--- RECORDS FOR THIS EXERCISE ---
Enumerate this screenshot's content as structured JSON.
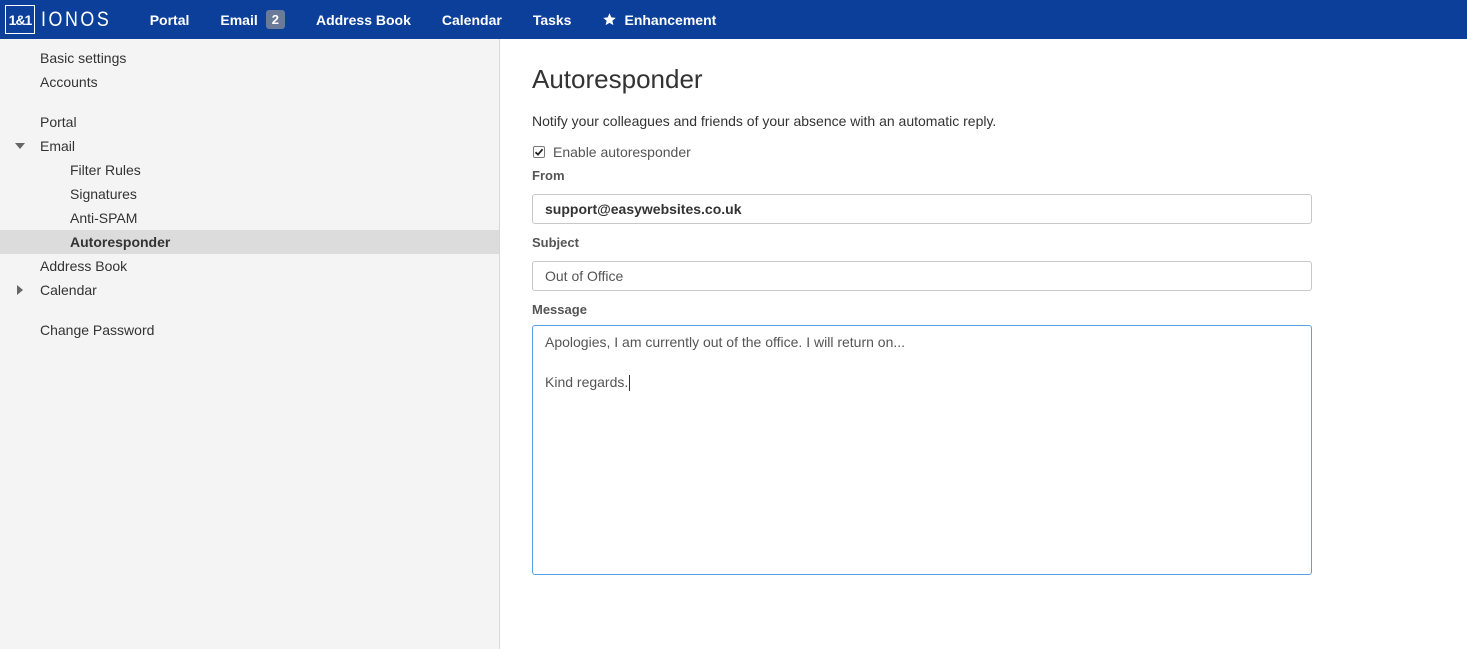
{
  "brand": {
    "logo_box": "1&1",
    "logo_text": "IONOS"
  },
  "topnav": {
    "items": [
      {
        "label": "Portal"
      },
      {
        "label": "Email",
        "badge": "2"
      },
      {
        "label": "Address Book"
      },
      {
        "label": "Calendar"
      },
      {
        "label": "Tasks"
      },
      {
        "label": "Enhancement",
        "icon": "star-icon"
      }
    ]
  },
  "sidebar": {
    "items": [
      {
        "label": "Basic settings",
        "level": 1
      },
      {
        "label": "Accounts",
        "level": 1
      },
      {
        "label": "Portal",
        "level": 1
      },
      {
        "label": "Email",
        "level": 1,
        "expanded": true
      },
      {
        "label": "Filter Rules",
        "level": 2
      },
      {
        "label": "Signatures",
        "level": 2
      },
      {
        "label": "Anti-SPAM",
        "level": 2
      },
      {
        "label": "Autoresponder",
        "level": 2,
        "selected": true
      },
      {
        "label": "Address Book",
        "level": 1
      },
      {
        "label": "Calendar",
        "level": 1,
        "expanded": false
      },
      {
        "label": "Change Password",
        "level": 1
      }
    ]
  },
  "main": {
    "title": "Autoresponder",
    "description": "Notify your colleagues and friends of your absence with an automatic reply.",
    "enable_label": "Enable autoresponder",
    "enable_checked": true,
    "from_label": "From",
    "from_value": "support@easywebsites.co.uk",
    "subject_label": "Subject",
    "subject_value": "Out of Office",
    "message_label": "Message",
    "message_lines": [
      "Apologies, I am currently out of the office. I will return on...",
      "",
      "Kind regards."
    ]
  },
  "colors": {
    "topbar": "#0b3f99",
    "sidebar_bg": "#f4f4f4",
    "selected_bg": "#dcdcdc",
    "focus_border": "#5aa0e8"
  }
}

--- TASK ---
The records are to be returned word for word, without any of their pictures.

--- OUTPUT FOR THIS EXERCISE ---
Enumerate this screenshot's content as structured JSON.
{
  "brand": {
    "logo_box": "1&1",
    "logo_text": "IONOS"
  },
  "topnav": {
    "items": [
      {
        "label": "Portal"
      },
      {
        "label": "Email",
        "badge": "2"
      },
      {
        "label": "Address Book"
      },
      {
        "label": "Calendar"
      },
      {
        "label": "Tasks"
      },
      {
        "label": "Enhancement",
        "icon": "star-icon"
      }
    ]
  },
  "sidebar": {
    "items": [
      {
        "label": "Basic settings",
        "level": 1
      },
      {
        "label": "Accounts",
        "level": 1
      },
      {
        "label": "Portal",
        "level": 1
      },
      {
        "label": "Email",
        "level": 1,
        "expanded": true
      },
      {
        "label": "Filter Rules",
        "level": 2
      },
      {
        "label": "Signatures",
        "level": 2
      },
      {
        "label": "Anti-SPAM",
        "level": 2
      },
      {
        "label": "Autoresponder",
        "level": 2,
        "selected": true
      },
      {
        "label": "Address Book",
        "level": 1
      },
      {
        "label": "Calendar",
        "level": 1,
        "expanded": false
      },
      {
        "label": "Change Password",
        "level": 1
      }
    ]
  },
  "main": {
    "title": "Autoresponder",
    "description": "Notify your colleagues and friends of your absence with an automatic reply.",
    "enable_label": "Enable autoresponder",
    "enable_checked": true,
    "from_label": "From",
    "from_value": "support@easywebsites.co.uk",
    "subject_label": "Subject",
    "subject_value": "Out of Office",
    "message_label": "Message",
    "message_lines": [
      "Apologies, I am currently out of the office. I will return on...",
      "",
      "Kind regards."
    ]
  },
  "colors": {
    "topbar": "#0b3f99",
    "sidebar_bg": "#f4f4f4",
    "selected_bg": "#dcdcdc",
    "focus_border": "#5aa0e8"
  }
}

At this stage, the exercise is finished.